━━ Dataset records ━━

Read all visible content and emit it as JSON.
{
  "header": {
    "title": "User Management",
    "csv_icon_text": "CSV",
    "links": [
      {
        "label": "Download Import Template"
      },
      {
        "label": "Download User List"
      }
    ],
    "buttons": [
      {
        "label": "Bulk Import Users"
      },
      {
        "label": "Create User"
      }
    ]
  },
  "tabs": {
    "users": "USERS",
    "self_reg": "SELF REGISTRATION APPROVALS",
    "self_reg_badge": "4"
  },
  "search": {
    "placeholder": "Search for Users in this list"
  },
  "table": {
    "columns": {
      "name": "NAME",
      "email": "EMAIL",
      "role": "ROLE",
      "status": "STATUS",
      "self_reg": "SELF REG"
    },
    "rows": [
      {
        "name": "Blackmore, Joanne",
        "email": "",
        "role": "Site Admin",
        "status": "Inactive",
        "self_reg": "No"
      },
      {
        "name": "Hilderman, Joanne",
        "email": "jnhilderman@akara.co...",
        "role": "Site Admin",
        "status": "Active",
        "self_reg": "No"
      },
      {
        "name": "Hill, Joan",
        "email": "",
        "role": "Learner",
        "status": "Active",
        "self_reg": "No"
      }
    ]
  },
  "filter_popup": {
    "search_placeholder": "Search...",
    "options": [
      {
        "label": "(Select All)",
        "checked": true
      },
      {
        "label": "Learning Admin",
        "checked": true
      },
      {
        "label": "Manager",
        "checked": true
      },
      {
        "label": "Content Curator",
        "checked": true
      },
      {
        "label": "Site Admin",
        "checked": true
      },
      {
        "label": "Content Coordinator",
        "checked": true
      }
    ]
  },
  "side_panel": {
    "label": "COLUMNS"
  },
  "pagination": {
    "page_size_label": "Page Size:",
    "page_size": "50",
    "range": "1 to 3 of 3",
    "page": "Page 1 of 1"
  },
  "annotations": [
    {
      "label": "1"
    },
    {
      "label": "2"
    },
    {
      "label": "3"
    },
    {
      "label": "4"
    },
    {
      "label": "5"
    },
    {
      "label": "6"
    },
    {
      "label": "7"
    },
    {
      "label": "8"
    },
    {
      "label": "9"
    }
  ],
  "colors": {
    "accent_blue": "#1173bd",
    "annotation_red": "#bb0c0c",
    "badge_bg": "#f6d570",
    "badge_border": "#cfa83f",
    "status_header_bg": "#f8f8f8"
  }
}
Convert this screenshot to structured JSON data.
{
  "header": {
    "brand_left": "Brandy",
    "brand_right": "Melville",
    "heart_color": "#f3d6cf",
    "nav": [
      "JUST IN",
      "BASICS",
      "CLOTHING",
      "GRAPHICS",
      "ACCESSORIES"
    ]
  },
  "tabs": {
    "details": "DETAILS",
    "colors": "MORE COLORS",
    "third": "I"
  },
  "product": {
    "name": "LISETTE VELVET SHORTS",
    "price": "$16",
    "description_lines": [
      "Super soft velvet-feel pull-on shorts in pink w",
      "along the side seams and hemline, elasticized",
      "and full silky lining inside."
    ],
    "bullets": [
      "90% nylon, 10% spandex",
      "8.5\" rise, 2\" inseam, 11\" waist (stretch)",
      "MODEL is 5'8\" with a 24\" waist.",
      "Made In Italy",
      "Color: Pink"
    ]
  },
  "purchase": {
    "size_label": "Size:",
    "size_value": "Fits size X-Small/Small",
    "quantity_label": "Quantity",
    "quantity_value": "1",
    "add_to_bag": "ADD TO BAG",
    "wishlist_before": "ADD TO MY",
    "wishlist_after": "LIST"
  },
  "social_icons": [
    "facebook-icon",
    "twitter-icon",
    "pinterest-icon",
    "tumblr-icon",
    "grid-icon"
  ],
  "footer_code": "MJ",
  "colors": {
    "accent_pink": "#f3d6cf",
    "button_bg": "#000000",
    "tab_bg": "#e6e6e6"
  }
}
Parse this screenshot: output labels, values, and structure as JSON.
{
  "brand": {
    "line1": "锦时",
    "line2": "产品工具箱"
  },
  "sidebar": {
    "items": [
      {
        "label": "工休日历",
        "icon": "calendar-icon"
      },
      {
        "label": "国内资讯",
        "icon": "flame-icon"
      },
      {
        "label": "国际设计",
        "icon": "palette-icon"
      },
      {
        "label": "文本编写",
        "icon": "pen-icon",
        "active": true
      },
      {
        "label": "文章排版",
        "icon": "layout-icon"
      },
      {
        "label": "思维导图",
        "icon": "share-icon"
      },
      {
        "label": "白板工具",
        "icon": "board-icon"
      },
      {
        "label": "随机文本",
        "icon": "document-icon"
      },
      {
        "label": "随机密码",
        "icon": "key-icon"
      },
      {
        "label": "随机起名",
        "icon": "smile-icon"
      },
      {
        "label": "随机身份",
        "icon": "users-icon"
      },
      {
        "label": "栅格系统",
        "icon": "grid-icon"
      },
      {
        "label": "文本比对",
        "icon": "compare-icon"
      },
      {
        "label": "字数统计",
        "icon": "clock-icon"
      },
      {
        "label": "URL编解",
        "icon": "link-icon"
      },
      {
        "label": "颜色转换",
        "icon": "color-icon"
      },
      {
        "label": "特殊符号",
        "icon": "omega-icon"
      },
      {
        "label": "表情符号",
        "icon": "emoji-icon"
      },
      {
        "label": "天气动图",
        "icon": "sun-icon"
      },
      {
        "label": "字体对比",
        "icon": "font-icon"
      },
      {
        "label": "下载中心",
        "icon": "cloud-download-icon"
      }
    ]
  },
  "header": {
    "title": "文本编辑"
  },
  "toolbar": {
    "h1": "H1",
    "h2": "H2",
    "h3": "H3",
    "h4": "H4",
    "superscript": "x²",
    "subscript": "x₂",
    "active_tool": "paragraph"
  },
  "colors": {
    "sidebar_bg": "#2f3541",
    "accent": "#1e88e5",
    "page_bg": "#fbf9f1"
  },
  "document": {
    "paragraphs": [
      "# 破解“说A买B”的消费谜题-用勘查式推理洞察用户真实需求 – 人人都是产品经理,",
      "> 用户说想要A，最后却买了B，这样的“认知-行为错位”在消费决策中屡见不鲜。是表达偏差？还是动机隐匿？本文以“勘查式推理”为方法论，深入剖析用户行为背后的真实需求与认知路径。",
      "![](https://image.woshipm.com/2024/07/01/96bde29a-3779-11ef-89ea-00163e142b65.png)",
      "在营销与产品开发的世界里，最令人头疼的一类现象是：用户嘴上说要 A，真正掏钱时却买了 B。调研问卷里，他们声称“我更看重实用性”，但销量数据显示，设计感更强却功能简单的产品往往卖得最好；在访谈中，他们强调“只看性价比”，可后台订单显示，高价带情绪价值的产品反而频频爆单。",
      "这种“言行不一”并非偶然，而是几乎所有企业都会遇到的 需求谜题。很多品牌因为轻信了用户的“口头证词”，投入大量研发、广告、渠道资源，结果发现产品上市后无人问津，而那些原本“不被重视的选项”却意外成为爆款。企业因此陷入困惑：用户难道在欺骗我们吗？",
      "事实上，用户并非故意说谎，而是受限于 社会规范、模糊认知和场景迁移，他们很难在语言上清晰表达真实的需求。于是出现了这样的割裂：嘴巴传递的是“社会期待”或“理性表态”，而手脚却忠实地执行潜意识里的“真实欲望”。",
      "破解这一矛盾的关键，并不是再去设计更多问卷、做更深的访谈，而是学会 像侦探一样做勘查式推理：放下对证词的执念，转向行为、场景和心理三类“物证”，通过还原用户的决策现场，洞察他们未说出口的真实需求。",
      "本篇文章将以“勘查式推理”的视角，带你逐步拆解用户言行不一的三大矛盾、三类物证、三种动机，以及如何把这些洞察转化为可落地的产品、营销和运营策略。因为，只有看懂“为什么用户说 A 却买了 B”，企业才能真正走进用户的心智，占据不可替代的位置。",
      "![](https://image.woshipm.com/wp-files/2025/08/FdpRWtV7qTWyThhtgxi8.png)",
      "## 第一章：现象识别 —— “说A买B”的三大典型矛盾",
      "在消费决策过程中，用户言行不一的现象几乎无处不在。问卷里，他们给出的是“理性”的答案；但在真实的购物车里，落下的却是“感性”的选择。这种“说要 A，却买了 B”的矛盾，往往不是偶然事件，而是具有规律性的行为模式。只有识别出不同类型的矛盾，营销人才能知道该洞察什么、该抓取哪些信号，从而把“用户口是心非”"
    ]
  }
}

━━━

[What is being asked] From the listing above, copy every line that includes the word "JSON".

[Answer below]
Read all visible content and emit it as JSON.
Convert this screenshot to structured JSON data.
Parse this screenshot: output labels, values, and structure as JSON.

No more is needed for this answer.